▶ _TASK STATEMENT_:
Using the entries that follow, collect the lines where the word "Purple" appears.

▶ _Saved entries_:

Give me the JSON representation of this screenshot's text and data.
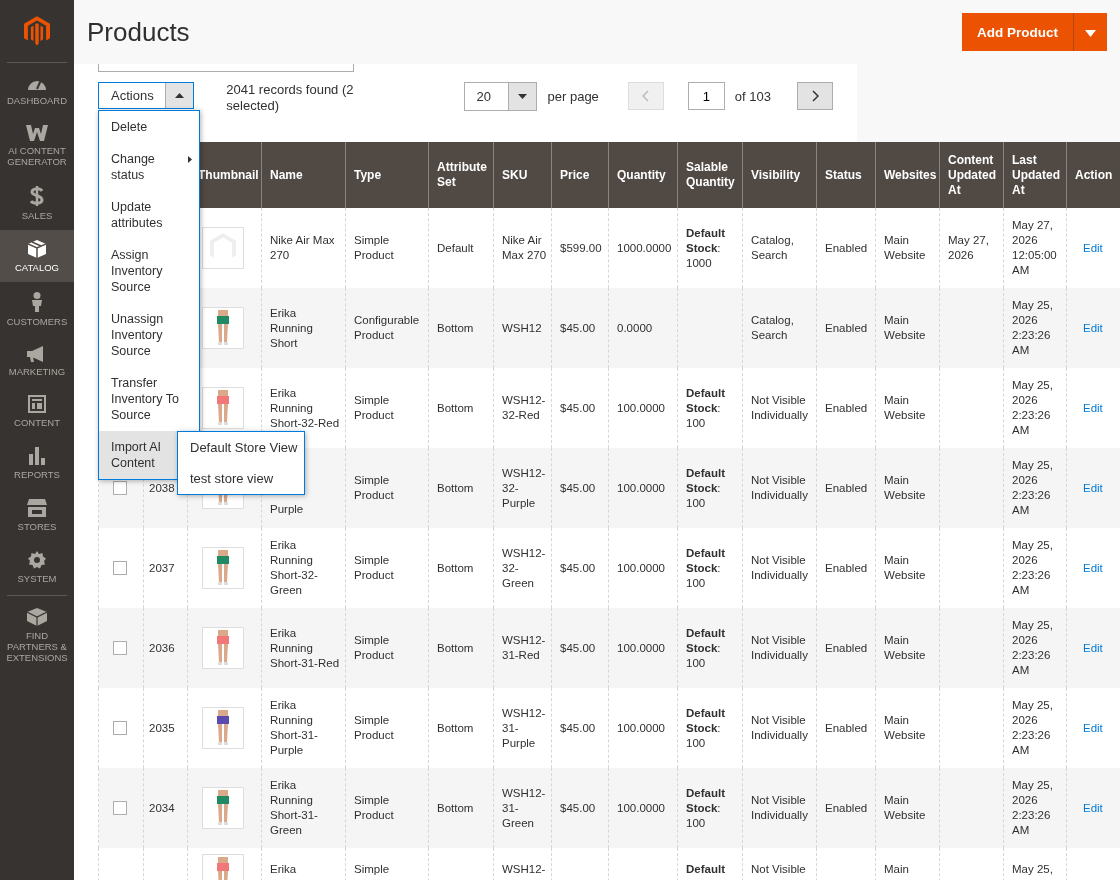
{
  "sidebar": {
    "items": [
      {
        "label": "DASHBOARD",
        "selected": false
      },
      {
        "label": "AI CONTENT GENERATOR",
        "selected": false
      },
      {
        "label": "SALES",
        "selected": false
      },
      {
        "label": "CATALOG",
        "selected": true
      },
      {
        "label": "CUSTOMERS",
        "selected": false
      },
      {
        "label": "MARKETING",
        "selected": false
      },
      {
        "label": "CONTENT",
        "selected": false
      },
      {
        "label": "REPORTS",
        "selected": false
      },
      {
        "label": "STORES",
        "selected": false
      },
      {
        "label": "SYSTEM",
        "selected": false
      },
      {
        "label": "FIND PARTNERS & EXTENSIONS",
        "selected": false
      }
    ]
  },
  "header": {
    "title": "Products",
    "primary_button": "Add Product"
  },
  "toolbar": {
    "actions_label": "Actions",
    "actions_expanded": true,
    "records": "2041 records found (2 selected)",
    "per_page": "20",
    "per_page_label": "per page",
    "page": "1",
    "page_total": "of 103",
    "prev_disabled": true,
    "next_disabled": false
  },
  "actions_menu": [
    {
      "label": "Delete",
      "has_submenu": false,
      "selected": false
    },
    {
      "label": "Change status",
      "has_submenu": true,
      "selected": false
    },
    {
      "label": "Update attributes",
      "has_submenu": false,
      "selected": false
    },
    {
      "label": "Assign Inventory Source",
      "has_submenu": false,
      "selected": false
    },
    {
      "label": "Unassign Inventory Source",
      "has_submenu": false,
      "selected": false
    },
    {
      "label": "Transfer Inventory To Source",
      "has_submenu": false,
      "selected": false
    },
    {
      "label": "Import AI Content",
      "has_submenu": true,
      "selected": true,
      "submenu": [
        "Default Store View",
        "test store view"
      ]
    }
  ],
  "table": {
    "columns": [
      "Thumbnail",
      "Name",
      "Type",
      "Attribute Set",
      "SKU",
      "Price",
      "Quantity",
      "Salable Quantity",
      "Visibility",
      "Status",
      "Websites",
      "Content Updated At",
      "Last Updated At",
      "Action"
    ],
    "rows": [
      {
        "kind": "full",
        "thumbnail": {
          "kind": "placeholder"
        },
        "name": "Nike Air Max 270",
        "type": "Simple Product",
        "attribute_set": "Default",
        "sku": "Nike Air Max 270",
        "price": "$599.00",
        "quantity": "1000.0000",
        "salable_quantity": "**Default Stock**: 1000",
        "visibility": "Catalog, Search",
        "status": "Enabled",
        "websites": "Main Website",
        "content_updated_at": "May 27, 2026",
        "last_updated_at": "May 27, 2026 12:05:00 AM",
        "action": "Edit"
      },
      {
        "kind": "full",
        "thumbnail": {
          "kind": "photo",
          "color": "#1f8a63"
        },
        "name": "Erika Running Short",
        "type": "Configurable Product",
        "attribute_set": "Bottom",
        "sku": "WSH12",
        "price": "$45.00",
        "quantity": "0.0000",
        "visibility": "Catalog, Search",
        "status": "Enabled",
        "websites": "Main Website",
        "last_updated_at": "May 25, 2026 2:23:26 AM",
        "action": "Edit"
      },
      {
        "kind": "full",
        "thumbnail": {
          "kind": "photo",
          "color": "#f07878"
        },
        "name": "Erika Running Short-32-Red",
        "type": "Simple Product",
        "attribute_set": "Bottom",
        "sku": "WSH12-32-Red",
        "price": "$45.00",
        "quantity": "100.0000",
        "salable_quantity": "**Default Stock**: 100",
        "visibility": "Not Visible Individually",
        "status": "Enabled",
        "websites": "Main Website",
        "last_updated_at": "May 25, 2026 2:23:26 AM",
        "action": "Edit"
      },
      {
        "kind": "full",
        "id": "2038",
        "checked": false,
        "thumbnail": {
          "kind": "photo"
        },
        "name": "Purple",
        "name_covered": true,
        "type": "Simple Product",
        "attribute_set": "Bottom",
        "sku": "WSH12-32-Purple",
        "price": "$45.00",
        "quantity": "100.0000",
        "salable_quantity": "**Default Stock**: 100",
        "visibility": "Not Visible Individually",
        "status": "Enabled",
        "websites": "Main Website",
        "last_updated_at": "May 25, 2026 2:23:26 AM",
        "action": "Edit"
      },
      {
        "kind": "full",
        "id": "2037",
        "checked": false,
        "thumbnail": {
          "kind": "photo",
          "color": "#1f8a63"
        },
        "name": "Erika Running Short-32-Green",
        "type": "Simple Product",
        "attribute_set": "Bottom",
        "sku": "WSH12-32-Green",
        "price": "$45.00",
        "quantity": "100.0000",
        "salable_quantity": "**Default Stock**: 100",
        "visibility": "Not Visible Individually",
        "status": "Enabled",
        "websites": "Main Website",
        "last_updated_at": "May 25, 2026 2:23:26 AM",
        "action": "Edit"
      },
      {
        "kind": "full",
        "id": "2036",
        "checked": false,
        "thumbnail": {
          "kind": "photo",
          "color": "#f07878"
        },
        "name": "Erika Running Short-31-Red",
        "type": "Simple Product",
        "attribute_set": "Bottom",
        "sku": "WSH12-31-Red",
        "price": "$45.00",
        "quantity": "100.0000",
        "salable_quantity": "**Default Stock**: 100",
        "visibility": "Not Visible Individually",
        "status": "Enabled",
        "websites": "Main Website",
        "last_updated_at": "May 25, 2026 2:23:26 AM",
        "action": "Edit"
      },
      {
        "kind": "full",
        "id": "2035",
        "checked": false,
        "thumbnail": {
          "kind": "photo",
          "color": "#5a4bb0"
        },
        "name": "Erika Running Short-31-Purple",
        "type": "Simple Product",
        "attribute_set": "Bottom",
        "sku": "WSH12-31-Purple",
        "price": "$45.00",
        "quantity": "100.0000",
        "salable_quantity": "**Default Stock**: 100",
        "visibility": "Not Visible Individually",
        "status": "Enabled",
        "websites": "Main Website",
        "last_updated_at": "May 25, 2026 2:23:26 AM",
        "action": "Edit"
      },
      {
        "kind": "full",
        "id": "2034",
        "checked": false,
        "thumbnail": {
          "kind": "photo",
          "color": "#1f8a63"
        },
        "name": "Erika Running Short-31-Green",
        "type": "Simple Product",
        "attribute_set": "Bottom",
        "sku": "WSH12-31-Green",
        "price": "$45.00",
        "quantity": "100.0000",
        "salable_quantity": "**Default Stock**: 100",
        "visibility": "Not Visible Individually",
        "status": "Enabled",
        "websites": "Main Website",
        "last_updated_at": "May 25, 2026 2:23:26 AM",
        "action": "Edit"
      },
      {
        "kind": "cut",
        "thumbnail": {
          "kind": "photo",
          "color": "#f07878"
        },
        "name": "Erika",
        "type": "Simple",
        "sku": "WSH12-",
        "salable_quantity": "**Default**",
        "visibility": "Not Visible",
        "websites": "Main",
        "last_updated_at": "May 25,"
      }
    ]
  }
}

▶ _EXERCISE OUTPUT_:
        "name": "Purple",
        "sku": "WSH12-32-Purple",
        "name": "Erika Running Short-31-Purple",
        "sku": "WSH12-31-Purple",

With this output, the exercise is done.